Leslie Roberts resigns from Global News in wake of internal investigation
WATCH: Eric Sorensen reports on Leslie Roberts’ resignation from Global News.
TORONTO – Global Toronto news anchor Leslie Roberts has resigned, the news organization announced Thursday, following an investigation into serious allegations of conflict of interest.
The investigation was conducted in accordance with Global News Journalistic Principles and Practices and business conduct standards. Roberts publicly admitted last week that he was secretly part-owner of a public relations firm whose clients appeared on Global News programs. Mr. Roberts never disclosed his connection to Buzz PR to Global News management.
Following a meeting to inform staff of Roberts’ resignation, senior management sent this memo to Global News employees, which states:
“Leslie Roberts has resigned, effective immediately, from his position as Anchor and Executive Editor of Global Toronto, and co-host of The National Morning Show. In light of the findings of an internal investigation, conducted on the basis of our Business Conduct Standards and the Global News Journalistic Principles and Practices, Global News is satisfied with today’s outcome,” the statement read. “Global News remains committed to balanced and ethical journalism produced in the public’s interest. We will not be offering further comment at this time.”
Roberts’ suspension last Thursday preceded a Toronto Star report which detailed his relationship with Buzz PR, a company he co-founded with Kashif Khan.
Global News has made public Mr. Roberts’ letter of resignation.
“I am resigning my position as News Anchor and Executive Editor of Global Toronto effective immediately. I regret the circumstances, specifically a failure to disclose information, which led to this outcome.
Over the past 15 years, I have worked within a news organization and among colleagues who are the best in the business. For that privilege, I will always be grateful.
Roberts acknowledged the appearance of conflict in his initial conversation with The Star, saying “I agree this doesn’t look very good.” However, he told The Star that he never directly accepted payment from a client to be a guest on any Global News program. He also told The Star he would resign from Buzz PR.
Ethical scandals involving high profile Canadian journalists have surfaced in the Canadian media landscape over the last year after investigative reporters revealed not only Roberts’ association with a PR firm, but also the actions of CBC personalities Peter Mansbridge and Amanda Lang.
Canadalandshow.com reported earlier this week that Lang tried to sabotage a colleague’s story about the use of temporary foreign workers by Royal Bank. The CBC said the allegations surrounding Lang were “categorically untrue.”
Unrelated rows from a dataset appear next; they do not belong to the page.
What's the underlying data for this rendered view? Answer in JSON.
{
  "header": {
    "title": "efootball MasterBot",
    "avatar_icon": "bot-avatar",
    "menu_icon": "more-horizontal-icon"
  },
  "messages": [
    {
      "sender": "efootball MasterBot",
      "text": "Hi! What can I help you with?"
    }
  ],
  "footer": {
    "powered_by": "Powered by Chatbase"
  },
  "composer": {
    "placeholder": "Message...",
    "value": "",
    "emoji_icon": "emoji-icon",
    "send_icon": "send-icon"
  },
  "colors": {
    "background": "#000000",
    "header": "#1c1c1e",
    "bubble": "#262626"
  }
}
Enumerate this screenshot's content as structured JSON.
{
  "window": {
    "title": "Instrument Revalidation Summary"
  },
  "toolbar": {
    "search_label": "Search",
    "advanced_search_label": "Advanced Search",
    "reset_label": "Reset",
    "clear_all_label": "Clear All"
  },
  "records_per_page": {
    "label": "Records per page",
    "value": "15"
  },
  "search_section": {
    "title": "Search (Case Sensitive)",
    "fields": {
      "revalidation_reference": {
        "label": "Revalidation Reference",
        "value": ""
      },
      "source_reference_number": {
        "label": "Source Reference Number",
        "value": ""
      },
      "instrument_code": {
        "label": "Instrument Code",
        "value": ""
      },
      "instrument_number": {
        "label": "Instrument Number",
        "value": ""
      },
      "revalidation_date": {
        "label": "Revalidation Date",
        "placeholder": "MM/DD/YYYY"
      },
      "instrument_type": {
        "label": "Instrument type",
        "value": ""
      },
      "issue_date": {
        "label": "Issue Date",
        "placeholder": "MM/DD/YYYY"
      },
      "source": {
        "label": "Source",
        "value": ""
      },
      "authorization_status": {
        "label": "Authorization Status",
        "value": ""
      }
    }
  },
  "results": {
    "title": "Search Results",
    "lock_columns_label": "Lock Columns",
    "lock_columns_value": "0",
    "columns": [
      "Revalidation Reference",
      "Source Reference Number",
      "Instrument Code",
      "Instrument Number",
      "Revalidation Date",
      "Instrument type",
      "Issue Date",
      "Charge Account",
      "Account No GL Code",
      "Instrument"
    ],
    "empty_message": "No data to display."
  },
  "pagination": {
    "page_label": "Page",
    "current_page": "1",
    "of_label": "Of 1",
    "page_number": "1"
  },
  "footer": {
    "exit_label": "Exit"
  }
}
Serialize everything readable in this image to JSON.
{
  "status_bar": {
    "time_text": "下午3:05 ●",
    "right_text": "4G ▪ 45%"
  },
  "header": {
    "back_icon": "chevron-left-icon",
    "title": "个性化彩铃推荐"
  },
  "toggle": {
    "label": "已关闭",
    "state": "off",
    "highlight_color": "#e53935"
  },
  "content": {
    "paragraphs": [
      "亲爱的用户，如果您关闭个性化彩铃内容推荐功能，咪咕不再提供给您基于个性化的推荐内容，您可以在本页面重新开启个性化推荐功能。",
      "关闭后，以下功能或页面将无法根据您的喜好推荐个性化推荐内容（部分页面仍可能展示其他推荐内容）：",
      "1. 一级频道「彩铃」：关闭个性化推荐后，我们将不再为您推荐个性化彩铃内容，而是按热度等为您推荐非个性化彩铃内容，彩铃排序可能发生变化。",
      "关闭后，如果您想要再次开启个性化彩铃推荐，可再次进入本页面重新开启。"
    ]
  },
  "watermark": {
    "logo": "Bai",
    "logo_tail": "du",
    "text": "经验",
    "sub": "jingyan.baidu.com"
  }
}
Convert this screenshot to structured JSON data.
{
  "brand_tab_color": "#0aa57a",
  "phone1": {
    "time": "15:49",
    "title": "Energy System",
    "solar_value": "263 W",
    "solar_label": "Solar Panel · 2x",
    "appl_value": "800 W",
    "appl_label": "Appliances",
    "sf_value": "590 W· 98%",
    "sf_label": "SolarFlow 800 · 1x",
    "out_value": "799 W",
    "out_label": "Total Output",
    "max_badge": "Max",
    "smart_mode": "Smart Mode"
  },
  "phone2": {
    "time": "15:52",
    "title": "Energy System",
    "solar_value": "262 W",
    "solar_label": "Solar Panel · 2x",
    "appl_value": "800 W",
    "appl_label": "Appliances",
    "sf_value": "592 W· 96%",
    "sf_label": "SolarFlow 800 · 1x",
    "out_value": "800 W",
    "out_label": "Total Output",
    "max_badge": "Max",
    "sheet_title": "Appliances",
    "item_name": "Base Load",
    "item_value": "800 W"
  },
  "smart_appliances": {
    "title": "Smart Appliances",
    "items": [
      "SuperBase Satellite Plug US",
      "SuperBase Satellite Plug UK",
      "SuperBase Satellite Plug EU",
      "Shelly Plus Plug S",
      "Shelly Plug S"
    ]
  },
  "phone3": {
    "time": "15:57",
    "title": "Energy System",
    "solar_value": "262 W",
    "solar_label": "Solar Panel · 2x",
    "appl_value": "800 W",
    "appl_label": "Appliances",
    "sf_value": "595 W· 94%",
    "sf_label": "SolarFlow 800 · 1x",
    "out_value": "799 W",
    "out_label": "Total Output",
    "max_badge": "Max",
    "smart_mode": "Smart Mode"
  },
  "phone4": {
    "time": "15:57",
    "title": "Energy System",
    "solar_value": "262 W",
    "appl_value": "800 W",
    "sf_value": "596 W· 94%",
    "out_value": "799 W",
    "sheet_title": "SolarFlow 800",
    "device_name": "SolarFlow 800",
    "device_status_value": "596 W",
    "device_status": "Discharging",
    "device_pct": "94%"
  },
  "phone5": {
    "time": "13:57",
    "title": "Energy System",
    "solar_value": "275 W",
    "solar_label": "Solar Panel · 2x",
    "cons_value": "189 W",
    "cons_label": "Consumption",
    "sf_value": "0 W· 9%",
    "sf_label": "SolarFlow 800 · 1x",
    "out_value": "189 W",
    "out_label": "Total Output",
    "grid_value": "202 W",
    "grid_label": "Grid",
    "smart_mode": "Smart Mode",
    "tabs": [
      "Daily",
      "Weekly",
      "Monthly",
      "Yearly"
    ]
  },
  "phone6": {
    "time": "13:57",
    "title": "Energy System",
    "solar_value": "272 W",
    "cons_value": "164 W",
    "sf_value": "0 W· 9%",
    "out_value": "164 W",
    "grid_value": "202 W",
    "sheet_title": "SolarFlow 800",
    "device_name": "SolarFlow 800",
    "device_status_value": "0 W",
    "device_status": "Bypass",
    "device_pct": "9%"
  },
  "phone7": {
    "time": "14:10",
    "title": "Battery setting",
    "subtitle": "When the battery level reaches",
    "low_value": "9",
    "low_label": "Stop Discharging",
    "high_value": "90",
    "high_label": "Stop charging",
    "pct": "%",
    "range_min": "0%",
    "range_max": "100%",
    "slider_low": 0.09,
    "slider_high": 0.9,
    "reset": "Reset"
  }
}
Canadaland also criticized Lang for interviewing RBC CEO Gordon Nixon without disclosing her personal relationship with an RBC board member, or her previous speaking engagements done at events where RBC was a sponsor. Lang told The Canadian Press that she disclosed the relationship to the public broadcaster in 2012, which determined an on-air disclosure before the interview wasn’t necessary.
Lisa Taylor, a Ryerson journalism professor, said in an interview with Global News last week after the allegations about Roberts’ arose that conflict of interest scandals damage not only his reputation but Global News’ journalists and the entire institution of journalism.
“What I get concerned about is what it does generally to the vocation of news, where we’ve already got a bit of crisis of confidence in journalism and it’s also really challenging for others at Global who are doing their jobs, doing their jobs well, doing their jobs in a way that there is no real or apparent conflict at all but they kind of get tarnished by the same brush,” she said.
© 2015 Shaw Media